Examining the Health Equity Gap Across the Nation
Steve Adubato is joined by a panel of healthcare and diversity experts to talk about the health equity gap across the nation. The panel examines infant and maternal mortality rates, the connection between health equity and income inequality and the importance of sensitivity training in healthcare facilities.
Pamela Clarke, PhD, MBA, President & CEO, Newark Community Health Centers, Inc.
Elizabeth Williams-Riley, President & CEO, American Conference on Diversity
Adam D. Jarrett, MD, MS, Executive Vice President & Chief Medical Officer, Holy Name Medical Center
Bob Atkins, PhD, RN, Director, New Jersey Health Initiatives, Robert Wood Johnson Foundation

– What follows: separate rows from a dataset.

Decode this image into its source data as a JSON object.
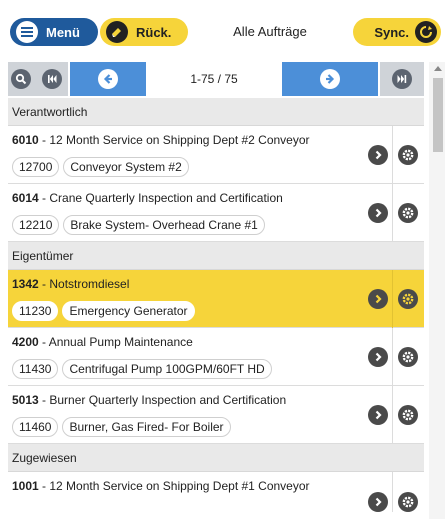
{
  "header": {
    "menu_label": "Menü",
    "back_label": "Rück.",
    "title": "Alle Aufträge",
    "sync_label": "Sync."
  },
  "nav": {
    "pages": "1-75 / 75"
  },
  "sections": {
    "responsible": "Verantwortlich",
    "owner": "Eigentümer",
    "assigned": "Zugewiesen"
  },
  "items": [
    {
      "id": "6010",
      "desc": " - 12 Month Service on Shipping Dept #2 Conveyor",
      "asset": "12700",
      "asset_name": "Conveyor System #2"
    },
    {
      "id": "6014",
      "desc": " - Crane Quarterly Inspection and Certification",
      "asset": "12210",
      "asset_name": "Brake System- Overhead Crane #1"
    },
    {
      "id": "1342",
      "desc": " - Notstromdiesel",
      "asset": "11230",
      "asset_name": "Emergency Generator"
    },
    {
      "id": "4200",
      "desc": " - Annual Pump Maintenance",
      "asset": "11430",
      "asset_name": "Centrifugal Pump 100GPM/60FT HD"
    },
    {
      "id": "5013",
      "desc": " - Burner Quarterly Inspection and Certification",
      "asset": "11460",
      "asset_name": "Burner, Gas Fired- For Boiler"
    },
    {
      "id": "1001",
      "desc": " - 12 Month Service on Shipping Dept #1 Conveyor"
    }
  ],
  "colors": {
    "primary": "#1f5a9c",
    "accent": "#f6d43a",
    "nav_blue": "#4c8fd8"
  }
}
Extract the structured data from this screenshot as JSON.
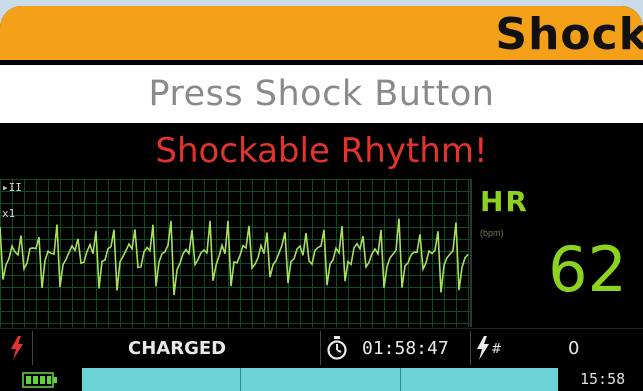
{
  "banner": {
    "title": "Shock"
  },
  "prompt": {
    "text": "Press Shock Button"
  },
  "alarm": {
    "text": "Shockable Rhythm!"
  },
  "ecg": {
    "lead": "II",
    "gain": "x1"
  },
  "heart_rate": {
    "label": "HR",
    "unit": "(bpm)",
    "value": "62"
  },
  "status": {
    "charge_state": "CHARGED",
    "elapsed_time": "01:58:47",
    "shock_count": "0"
  },
  "footer": {
    "time": "15:58"
  },
  "colors": {
    "banner": "#f5a019",
    "alarm_text": "#e2342e",
    "hr_text": "#8cd21e",
    "ecg_trace": "#a8e05a",
    "shock_icon": "#e2342e",
    "battery": "#5fd23c",
    "footer_bar": "#6cd2d6"
  },
  "icons": {
    "shock": "lightning-bolt",
    "timer": "stopwatch",
    "shock_count": "lightning-hash",
    "battery": "battery-full"
  }
}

"This is Think Tank. I'm Steve Adubato. Today we are examining the question of health equities. Inequities, if you will. What exactly are inequities in health? And why does it matter to all of you watching? Because it is a huge societal issue. We brought together four experts on the topic. Let me introduce them to you. She's been with us before. She's back again. Doctor Pamela Clarke, President and Chief Executive Officer of the Newark Community Health Centers, Doctor Bob Atkins, Director of New Jersey Health Initiatives at the Robert Wood Johnson Foundation, Doctor Adam Jarrett, who is Executive Vice President and Chief Medical Officer, Holy Name Medical Center, and finally, Elizabeth Williams-Perry... excuse me, Elizabeth Williams-Riley, my bad, is President and CEO of the American Conference on Diversity. I apologize Miss Riley. And in that spirit, I'm opening up with you. Ah! [laughter] So okay. You go to a cocktail party. I'm not saying you drink Not my business. But here's the question. If someone says, "What do you mean? What's a health inequity?" Well, first of all, I think people need to understand equity. Equity and inequality are not the same things. Go ahead. And equity means that you are helping to meet people where they are. You give them what's necessary for them to gain access, to feel better, to live a quality life. So when you understand the difference between the two, it's not a question of what you're trying to accomplish when you talk about equity. Got it. It's really meeting people where they are, giving them sufficient resources in order to move forward to live a better life. Okay. Bob, I said that this is an issue for everyone. Say someone... devil's advocate, someone says, "Listen, I got mine. I'm good. I got good healthcare. I got good coverage. I'm getting taken care of. What's this whole thing about health equity? Why is it my business that there's equity in health services for others not me?" Go ahead. Right. I think we really want to live in a free and just society where there's opportunity for all, and equity really is about this opportunity. As Elizabeth pointed out, kind of closing that gap between the least among us and those with the most resources. And how we can... how do we give everyone that opportunity for healthy, longer lives, and closing that gap? And that's something..."